- When the tool is given, be able to apply the tool correctly
- Based on simple situation descriptions, choose the right tool and apply it correctly
- Based on more complex situation descriptions, be able to produce relevant information, link it to the suitable tool and apply the tool correctly
After taking the course, the students shall be able to ask critical questions and reflect on crucial assumptions and theories within the business economics field.
The course consists of 5 parts:
Part 1: Investment and financing
- Analysis of projects
- Discounting and interest rate calculations
- Methods for measuring profitability of investment projects
- Capital cost
Part 2: Cost and income analysis
- Cost theory
- Income theory and market behaviour
- Cost- result- and volume analysis
Part 3: Accounting and budgeting
- The main financial statements (the income statement and the balance sheet)
- How are financial statements prepared? (Basic registration techniques)
- Principles and key valuation rules in the financial statements
- How can financial statements be used? (Financial statement analysis)
- Budgeting and financial management
- Preparation of the main budgets (income statement budget, cash budget and balance sheet budget) and the relationships between them
- Budgeting for various industries (manufacturing industry, commodity trade, services, cultural institutions, etc.)
Part 4: Managerial Accounting models
- Traditional models of calculation and managerial accounting
- Standard costing and standard cost accounts
- Contribution margin method and full cost method
- Cost estimates and ex post costing
- Budgetary follow-upl
- Variance analysis of costs and revenues
Part 5: Some special decision problems
- Decision-relevant costs and income
- Product mix with scarce resources
The course consists of lectures, assignment reviews by the lecturer, and self-tuition (reading the syllabus and doing exercises/assignments that are both mandatory and voluntary). Each student must hand in 8 mandatory assignments. These assignments are mini-exercises to be submitted electronically through It's Learning.

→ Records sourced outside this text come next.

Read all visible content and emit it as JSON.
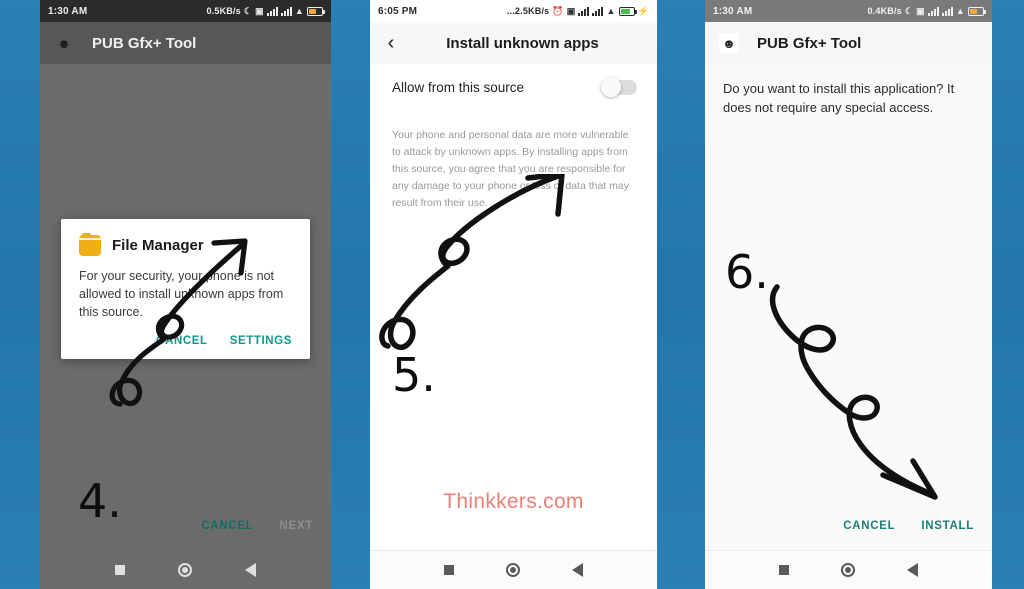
{
  "background": {
    "color": "#2478b0"
  },
  "watermark": {
    "text": "Thinkkers.com",
    "color": "#ec7f76"
  },
  "panels": [
    {
      "id": "panel-1-file-manager-block",
      "statusbar": {
        "time": "1:30 AM",
        "network_speed": "0.5KB/s",
        "icons": [
          "moon-icon",
          "screenshot-icon",
          "signal-bars-icon",
          "signal-bars-icon",
          "wifi-icon",
          "battery-icon"
        ],
        "battery_level": "amber"
      },
      "appbar": {
        "title": "PUB Gfx+ Tool",
        "icon": "app-logo-icon"
      },
      "dialog": {
        "icon": "folder-icon",
        "title": "File Manager",
        "message": "For your security, your phone is not allowed to install unknown apps from this source.",
        "buttons": [
          {
            "label": "CANCEL",
            "name": "dialog-cancel-button"
          },
          {
            "label": "SETTINGS",
            "name": "dialog-settings-button"
          }
        ]
      },
      "bottom_actions": [
        {
          "label": "CANCEL",
          "enabled": true
        },
        {
          "label": "NEXT",
          "enabled": false
        }
      ],
      "step_number": "4.",
      "navbar": [
        "recents-square-icon",
        "home-circle-icon",
        "back-triangle-icon"
      ]
    },
    {
      "id": "panel-2-install-unknown-apps",
      "statusbar": {
        "time": "6:05 PM",
        "network_speed": "...2.5KB/s",
        "icons": [
          "alarm-icon",
          "screenshot-icon",
          "signal-bars-icon",
          "signal-bars-icon",
          "wifi-icon",
          "battery-icon",
          "charging-bolt-icon"
        ],
        "battery_level": "green"
      },
      "appbar": {
        "title": "Install unknown apps",
        "back": "back-chevron-icon"
      },
      "allow_row": {
        "label": "Allow from this source",
        "toggle_state": "off"
      },
      "help_text": "Your phone and personal data are more vulnerable to attack by unknown apps. By installing apps from this source, you agree that you are responsible for any damage to your phone or loss of data that may result from their use.",
      "step_number": "5.",
      "navbar": [
        "recents-square-icon",
        "home-circle-icon",
        "back-triangle-icon"
      ]
    },
    {
      "id": "panel-3-install-confirm",
      "statusbar": {
        "time": "1:30 AM",
        "network_speed": "0.4KB/s",
        "icons": [
          "moon-icon",
          "screenshot-icon",
          "signal-bars-icon",
          "signal-bars-icon",
          "wifi-icon",
          "battery-icon"
        ],
        "battery_level": "amber"
      },
      "appbar": {
        "title": "PUB Gfx+ Tool",
        "icon": "app-logo-icon"
      },
      "question": "Do you want to install this application? It does not require any special access.",
      "bottom_actions": [
        {
          "label": "CANCEL",
          "enabled": true
        },
        {
          "label": "INSTALL",
          "enabled": true
        }
      ],
      "step_number": "6.",
      "navbar": [
        "recents-square-icon",
        "home-circle-icon",
        "back-triangle-icon"
      ]
    }
  ]
}
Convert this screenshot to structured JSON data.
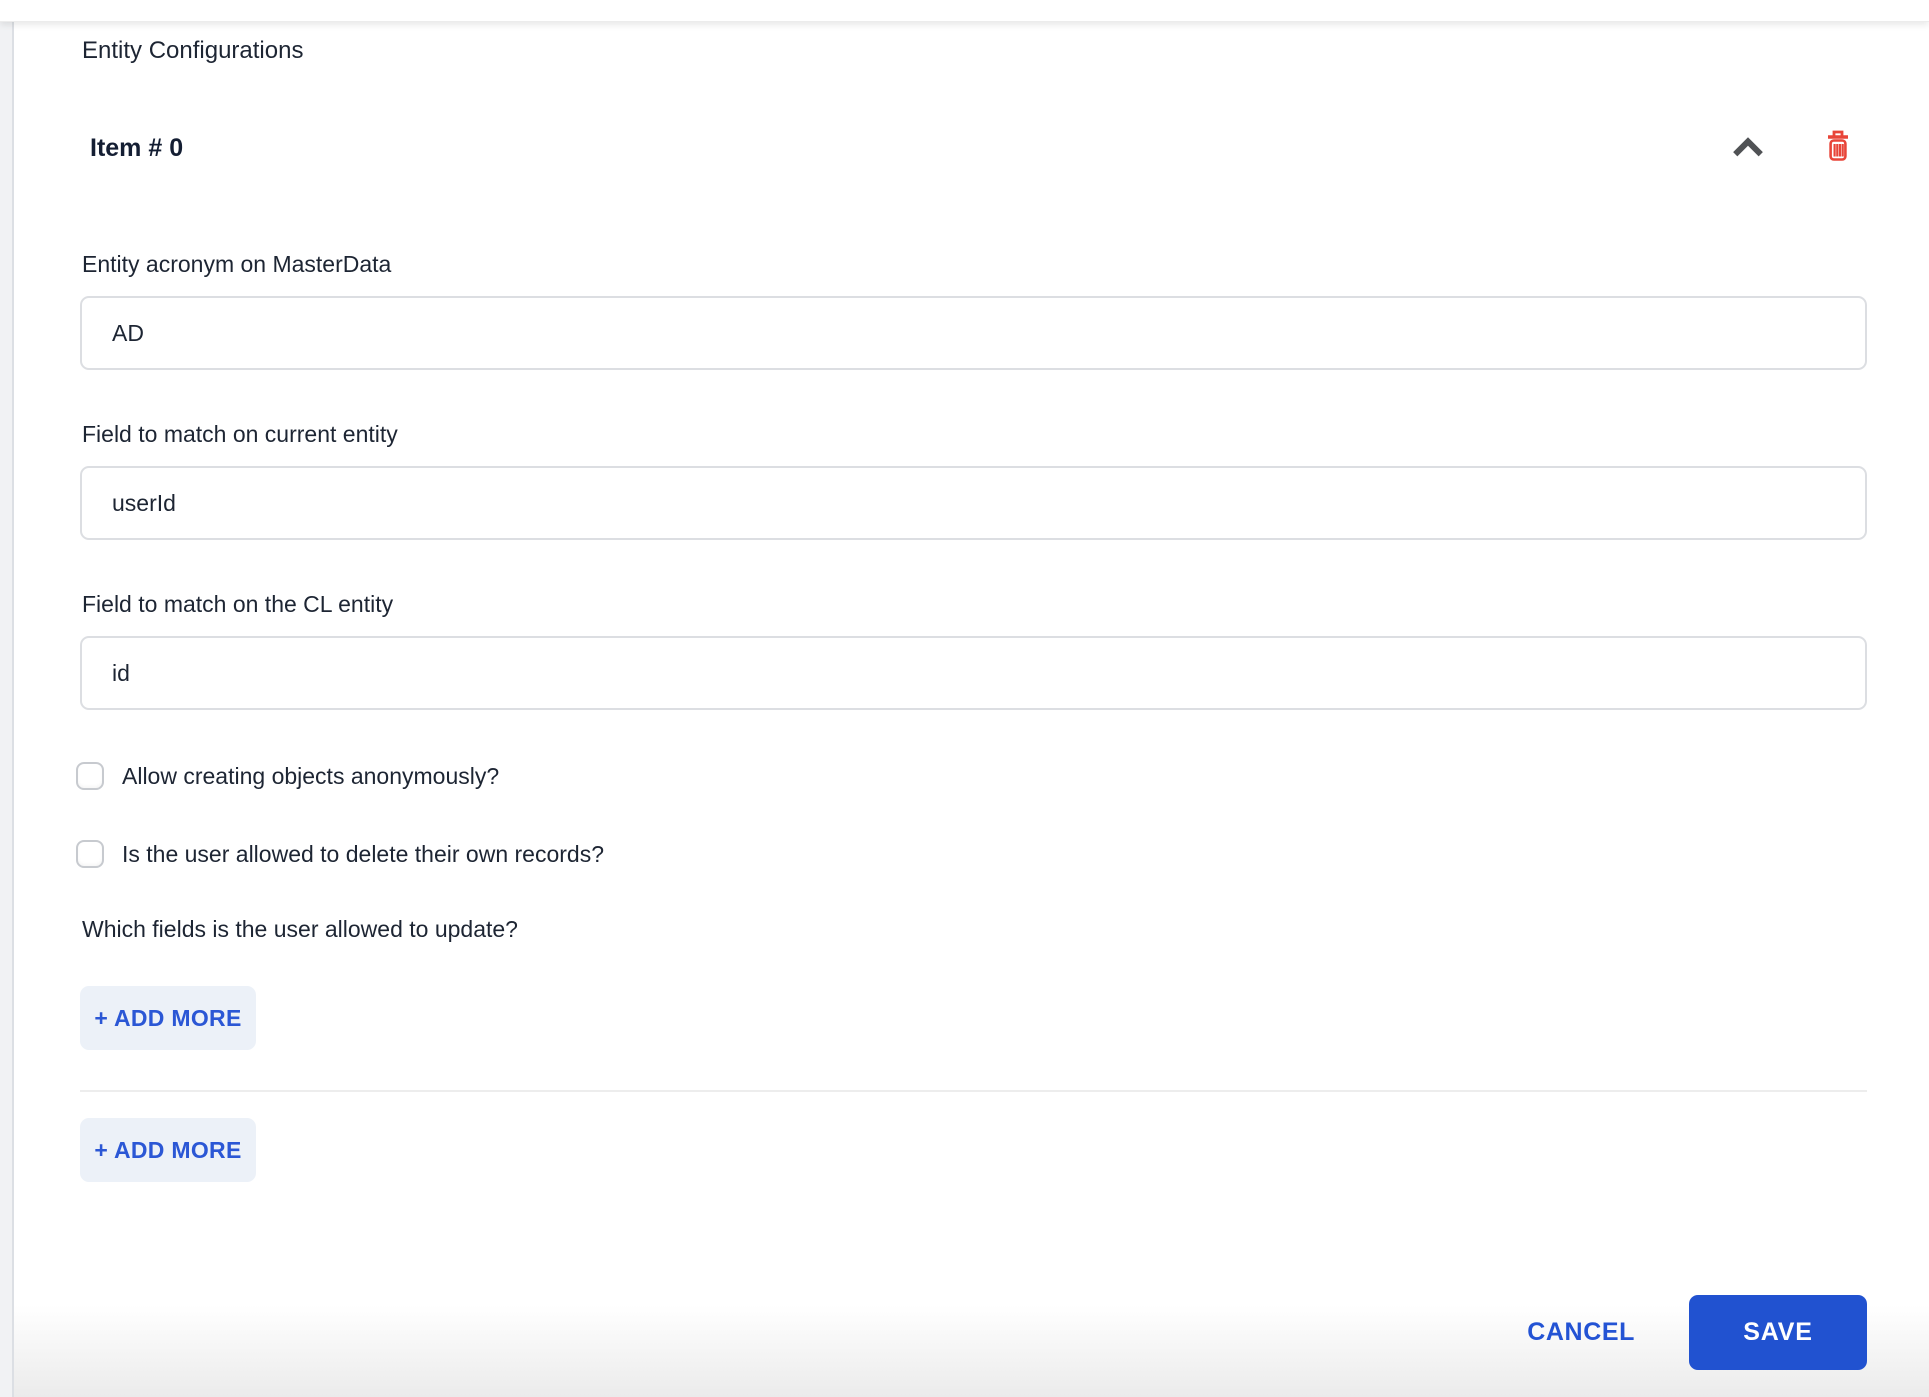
{
  "header": {
    "title": "Entity Configurations"
  },
  "item": {
    "title": "Item # 0"
  },
  "fields": [
    {
      "label": "Entity acronym on MasterData",
      "value": "AD"
    },
    {
      "label": "Field to match on current entity",
      "value": "userId"
    },
    {
      "label": "Field to match on the CL entity",
      "value": "id"
    }
  ],
  "checkboxes": [
    {
      "label": "Allow creating objects anonymously?",
      "checked": false
    },
    {
      "label": "Is the user allowed to delete their own records?",
      "checked": false
    }
  ],
  "questions": {
    "update_fields": "Which fields is the user allowed to update?"
  },
  "buttons": {
    "add_more_inner": "+ ADD MORE",
    "add_more_outer": "+ ADD MORE",
    "cancel": "CANCEL",
    "save": "SAVE"
  },
  "icons": {
    "collapse": "chevron-up-icon",
    "delete": "trash-icon"
  },
  "colors": {
    "primary_blue": "#2152d0",
    "link_blue": "#2b57d5",
    "add_more_bg": "#ecf1f8",
    "danger_red": "#e84539",
    "text_dark": "#1d2533",
    "input_border": "#dcdee2",
    "divider": "#ededed"
  }
}
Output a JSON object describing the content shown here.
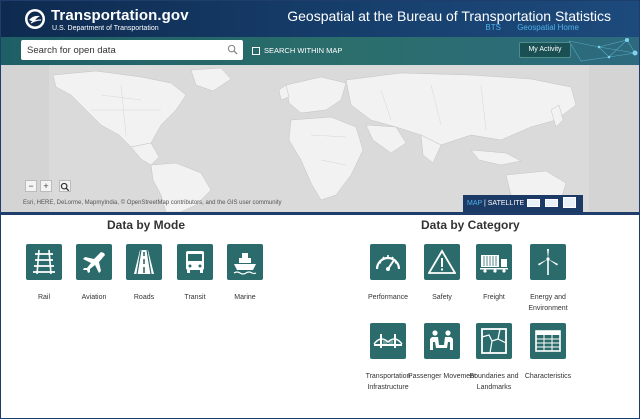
{
  "header": {
    "brand_title": "Transportation.gov",
    "brand_subtitle": "U.S. Department of Transportation",
    "site_title": "Geospatial at the Bureau of Transportation Statistics",
    "nav": {
      "bts": "BTS",
      "home": "Geospatial Home"
    }
  },
  "search": {
    "placeholder": "Search for open data",
    "within_map_label": "SEARCH WITHIN MAP",
    "my_activity": "My Activity"
  },
  "map": {
    "zoom_out": "−",
    "zoom_in": "+",
    "attribution": "Esri, HERE, DeLorme, MapmyIndia, © OpenStreetMap contributors, and the GIS user community",
    "basemap_map": "MAP",
    "basemap_sep": " | ",
    "basemap_satellite": "SATELLITE"
  },
  "data_by_mode": {
    "title": "Data by Mode",
    "items": [
      {
        "label": "Rail",
        "icon": "rail-icon"
      },
      {
        "label": "Aviation",
        "icon": "aviation-icon"
      },
      {
        "label": "Roads",
        "icon": "roads-icon"
      },
      {
        "label": "Transit",
        "icon": "transit-icon"
      },
      {
        "label": "Marine",
        "icon": "marine-icon"
      }
    ]
  },
  "data_by_category": {
    "title": "Data by Category",
    "items": [
      {
        "label": "Performance",
        "icon": "performance-icon"
      },
      {
        "label": "Safety",
        "icon": "safety-icon"
      },
      {
        "label": "Freight",
        "icon": "freight-icon"
      },
      {
        "label": "Energy and Environment",
        "icon": "energy-icon"
      },
      {
        "label": "Transportation Infrastructure",
        "icon": "infrastructure-icon"
      },
      {
        "label": "Passenger Movement",
        "icon": "passenger-icon"
      },
      {
        "label": "Boundaries and Landmarks",
        "icon": "boundaries-icon"
      },
      {
        "label": "Characteristics",
        "icon": "characteristics-icon"
      }
    ]
  },
  "colors": {
    "header_navy": "#0e2a4f",
    "search_teal": "#2b6e6c",
    "tile_teal": "#2b6b6b",
    "link_blue": "#4fb0e8",
    "map_gray": "#d6d6d6"
  }
}
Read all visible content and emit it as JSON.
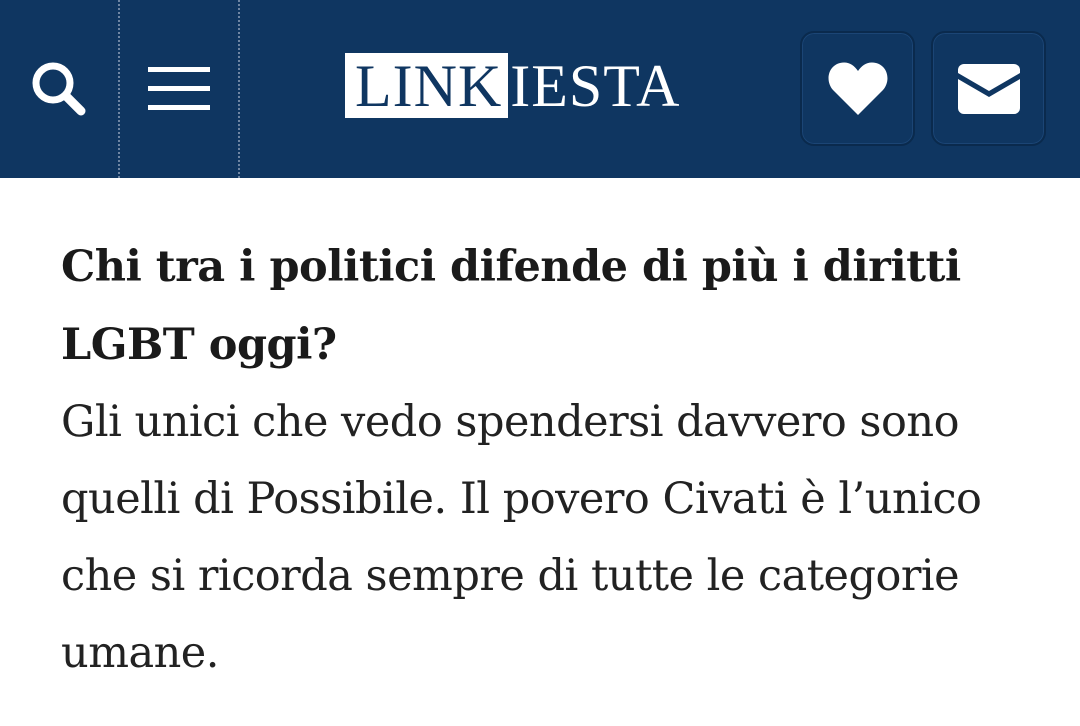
{
  "header": {
    "logo": {
      "part1": "LINK",
      "part2": "IESTA"
    },
    "icons": {
      "search": "search-icon",
      "menu": "hamburger-menu-icon",
      "favorite": "heart-icon",
      "newsletter": "envelope-icon"
    },
    "colors": {
      "background": "#0f3661",
      "icon": "#ffffff"
    }
  },
  "article": {
    "question": "Chi tra i politici difende di più i diritti LGBT oggi?",
    "answer": "Gli unici che vedo spendersi davvero sono quelli di Possibile. Il povero Civati è l’unico che si ricorda sempre di tutte le categorie umane."
  }
}
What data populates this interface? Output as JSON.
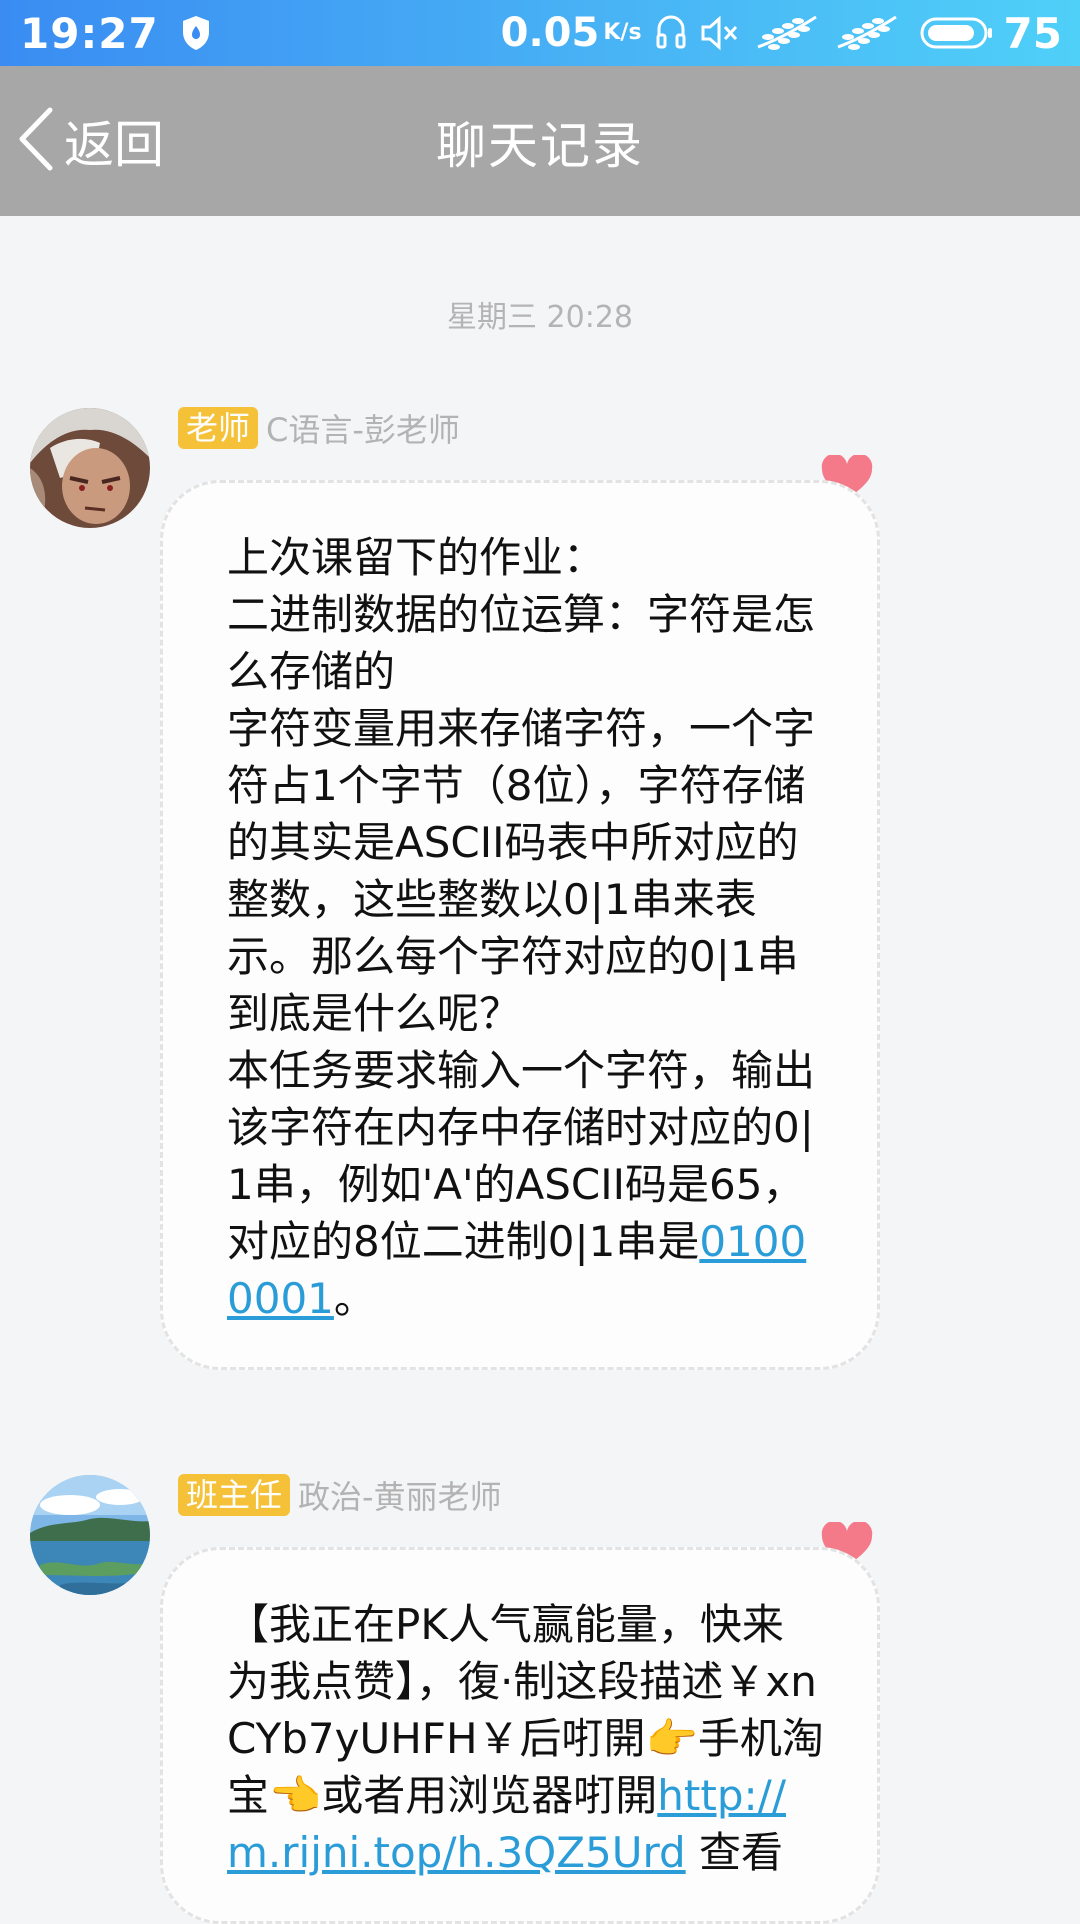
{
  "status_bar": {
    "time": "19:27",
    "net_speed": "0.05",
    "net_speed_unit": "K/s",
    "battery": "75",
    "icons": [
      "shield-icon",
      "headset-icon",
      "mute-icon",
      "laurel-icon",
      "laurel-icon",
      "battery-icon"
    ]
  },
  "nav": {
    "back_label": "返回",
    "title": "聊天记录"
  },
  "chat": {
    "date": "星期三 20:28",
    "messages": [
      {
        "role": "老师",
        "sender": "C语言-彭老师",
        "text_before": "上次课留下的作业：\n二进制数据的位运算：字符是怎么存储的\n字符变量用来存储字符，一个字符占1个字节（8位），字符存储的其实是ASCII码表中所对应的整数，这些整数以0|1串来表示。那么每个字符对应的0|1串到底是什么呢？\n本任务要求输入一个字符，输出该字符在内存中存储时对应的0|1串，例如'A'的ASCII码是65，对应的8位二进制0|1串是",
        "link": "01000001",
        "text_after": "。"
      },
      {
        "role": "班主任",
        "sender": "政治-黄丽老师",
        "text_before": "【我正在PK人气赢能量，快来为我点赞】，復·制这段描述￥xnCYb7yUHFH￥后咑開👉手机淘宝👈或者用浏览器咑開",
        "link": "http://m.rijni.top/h.3QZ5Urd",
        "text_after": " 查看"
      }
    ]
  },
  "colors": {
    "status_bar_start": "#3a8cf2",
    "status_bar_end": "#4fd0f8",
    "nav_bg": "#a7a7a7",
    "badge": "#f4c139",
    "link": "#2a9cd7",
    "heart": "#f47a8a"
  }
}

The plenary sessions will consist of lectures on parts of the syllabus and review of assignments. Students are expected to work on those parts of the syllabus that are not covered by the lectures or the assignment reviews. The lectures and assignment reviews are based on students having prepared for the lectures (i.e. that the students have read the relevant texts of the syllabus and have solved the assignments before the lectures start).
Students that have not gotten approved the coursework requirements, must re-take the exercises during the next scheduled course.
Students that have not passed the written examination or who wish to improve their grade may re-take the examination in connection with the next scheduled examination.
Higher Education Entrance Qualification.
No particular prerequisites.
|Mandatory coursework||Courseworks given||Courseworks required||Comment coursework|
|Mandatory||8||5||A minimum level of performance will be demanded for the exercises to be approved (e.g. a minimum number of answers must be correctly answered). Further information will be given in the lectures and through It's Learning. .|
|Comment coursework:||A minimum level of performance will be demanded for the exercises to be approved (e.g. a minimum number of answers must be correctly answered). Further information will be given in the lectures and through It's Learning. .|
|Exam category||Weight||Invigilation||Duration||Support materials||Grouping||Comment exam|
Form of assessment:
Internal and external examiner
Examination every semester
|Form of assessment:||Written submission|
|Support materials:|| |
|Resit:||Examination every semester|
Teaching on Campus
Student's own work with learning resources
A course of 1 ECTS credit corresponds to a workload of 26-30 hours. Therefore a course of 7,5 ECTS credit corresponds to a workload of at least 200 hours.